Punta Gorda, Fla.
In your Jan. 29, 2013 blog post, you asked whether PS should cover the Americas Cup. While I think races like the Cup help garner interest in sailing (Wowwie, Daddy! Can you make our boat go that fast?!), the newbie lubbers are not likely to pick up an issue of Practical Sailor to learn more about the sport.
Just last night, one of my co-workers, clueless of my undying geek-dom, asked, What are you reading now? The boredom hit her as hard as a rogue wave as I enthusiastically rambled about how the bureaucratic EPA had ordered an ill-considered regulation requiring carbon fuel-vent filters on new boats (Can you believe it?) instead of the obviously superior silica gel (PS, January 2013)! With every word, I could see her spreaders getting closer to the water, until finally she was sitting turtled.
My point is this: There is a reason we pay more for Practical Sailor than for the more glitz and glamour sailing publications. We are practical sailors looking for practical articles that will save us headaches, and maybe even save lives, while at sea. The new toys are interesting for sure, but when Im hove to, waiting out the worst seas Ive ever seen, my only thought of the 72-foot beasts in the Cup will be that Im glad Im not on one of them!
I read every Practical Sailor antifouling paint review with great interest as my boat summers in the Mianus River, a particularly prolific tributary to the Long Island Sound. Youve listed Interlux VC Offshore as a good multi-season paint. What happens to the antifouling properties of this multi-season paint on a boat that is stored out of the water five months of the year? You might consider removing your samples from the water for five months and then re-submerging them for season to get a more accurate read on which paints really are multi-season for much of the North East.
Le Cordon Bleu, C&C 35 Mk III

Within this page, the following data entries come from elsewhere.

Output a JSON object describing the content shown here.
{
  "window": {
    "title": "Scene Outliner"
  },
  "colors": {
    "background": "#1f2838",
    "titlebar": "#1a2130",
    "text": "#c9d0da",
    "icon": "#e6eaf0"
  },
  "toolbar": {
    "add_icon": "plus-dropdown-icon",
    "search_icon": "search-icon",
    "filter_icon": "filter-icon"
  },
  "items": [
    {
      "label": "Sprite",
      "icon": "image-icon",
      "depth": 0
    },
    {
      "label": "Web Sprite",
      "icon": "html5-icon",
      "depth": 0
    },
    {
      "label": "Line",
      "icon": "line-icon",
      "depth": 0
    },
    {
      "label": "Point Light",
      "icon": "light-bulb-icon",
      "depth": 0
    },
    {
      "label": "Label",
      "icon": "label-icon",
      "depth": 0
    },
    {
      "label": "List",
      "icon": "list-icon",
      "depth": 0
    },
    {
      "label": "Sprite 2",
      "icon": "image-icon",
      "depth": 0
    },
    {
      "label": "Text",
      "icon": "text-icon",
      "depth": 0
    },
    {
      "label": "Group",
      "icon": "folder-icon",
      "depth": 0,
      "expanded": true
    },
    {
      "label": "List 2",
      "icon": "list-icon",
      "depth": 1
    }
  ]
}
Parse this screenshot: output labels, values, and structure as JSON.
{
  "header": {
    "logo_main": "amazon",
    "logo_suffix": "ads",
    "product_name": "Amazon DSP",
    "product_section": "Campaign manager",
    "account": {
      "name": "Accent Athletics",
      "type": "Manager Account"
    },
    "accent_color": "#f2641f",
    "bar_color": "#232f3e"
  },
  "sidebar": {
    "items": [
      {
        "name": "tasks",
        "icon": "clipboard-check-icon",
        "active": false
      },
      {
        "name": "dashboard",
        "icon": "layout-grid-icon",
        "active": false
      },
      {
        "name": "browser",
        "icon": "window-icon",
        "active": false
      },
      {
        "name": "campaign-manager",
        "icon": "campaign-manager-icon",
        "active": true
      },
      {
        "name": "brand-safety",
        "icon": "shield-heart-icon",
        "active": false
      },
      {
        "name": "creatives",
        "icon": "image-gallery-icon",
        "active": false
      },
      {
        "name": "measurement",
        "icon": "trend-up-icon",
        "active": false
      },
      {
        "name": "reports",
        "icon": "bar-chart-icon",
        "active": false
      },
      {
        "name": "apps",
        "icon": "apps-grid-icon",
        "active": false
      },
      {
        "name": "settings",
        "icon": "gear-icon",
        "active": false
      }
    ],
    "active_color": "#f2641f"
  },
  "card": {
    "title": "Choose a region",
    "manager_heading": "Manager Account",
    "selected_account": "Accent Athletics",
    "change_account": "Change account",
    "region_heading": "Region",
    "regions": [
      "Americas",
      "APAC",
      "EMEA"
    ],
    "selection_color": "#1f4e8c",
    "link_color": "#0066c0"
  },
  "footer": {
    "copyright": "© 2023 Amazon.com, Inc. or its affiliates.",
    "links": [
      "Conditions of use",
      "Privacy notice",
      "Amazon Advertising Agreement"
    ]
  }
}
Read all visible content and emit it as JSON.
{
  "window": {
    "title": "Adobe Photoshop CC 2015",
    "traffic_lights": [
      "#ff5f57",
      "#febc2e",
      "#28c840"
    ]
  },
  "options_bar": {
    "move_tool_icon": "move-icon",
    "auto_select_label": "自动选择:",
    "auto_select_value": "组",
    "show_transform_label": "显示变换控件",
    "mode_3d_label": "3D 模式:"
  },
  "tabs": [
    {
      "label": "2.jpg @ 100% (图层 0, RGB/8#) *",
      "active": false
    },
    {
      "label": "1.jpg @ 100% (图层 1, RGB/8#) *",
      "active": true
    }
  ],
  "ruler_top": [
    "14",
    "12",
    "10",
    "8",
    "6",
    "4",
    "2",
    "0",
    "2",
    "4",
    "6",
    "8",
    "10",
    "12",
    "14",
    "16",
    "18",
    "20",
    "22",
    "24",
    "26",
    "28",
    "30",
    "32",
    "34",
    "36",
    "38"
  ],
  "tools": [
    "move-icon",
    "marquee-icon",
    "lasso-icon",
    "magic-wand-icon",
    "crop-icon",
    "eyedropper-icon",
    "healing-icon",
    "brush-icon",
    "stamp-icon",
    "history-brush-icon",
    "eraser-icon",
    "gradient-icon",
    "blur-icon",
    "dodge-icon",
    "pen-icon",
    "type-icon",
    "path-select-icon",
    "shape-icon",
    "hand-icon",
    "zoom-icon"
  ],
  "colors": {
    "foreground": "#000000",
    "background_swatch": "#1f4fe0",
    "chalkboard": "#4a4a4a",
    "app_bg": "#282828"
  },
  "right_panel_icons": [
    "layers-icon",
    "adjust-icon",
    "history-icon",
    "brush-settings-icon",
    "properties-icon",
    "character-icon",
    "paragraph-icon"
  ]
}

That would be an interesting element to include in our tests. The multi-season label can be ambiguous. To most makers, this just means it should last through more than one long summer of sailing; it does not mean you can haul it out and expect it to work as well the next season.
Most hard paints are not the best choices for those who plan to haul out, and VC Offshore is no exception. According to Interlux, it needs to be repainted after a winter haulout in order to maintain its effectiveness.
Generally, ablative copolymer paints, like Interluxs Micron Extra, can be hauled and re-launched without worries. Some paints can be reactivated after haulout with light sanding or brisk scrubbing with a 3M pad shortly before launch to expose fresh copper. For more tips on selecting bottom paint, visit www.practical-sailor.com/blog/-10591-1.html.
Because of an editing mistake, the Lehr propane outboard review (PS, February 2013) incorrectly stated that propane has no odor, so leaks are difficult to detect. Propane in fact has a very distinct odor so that it can be easily detected.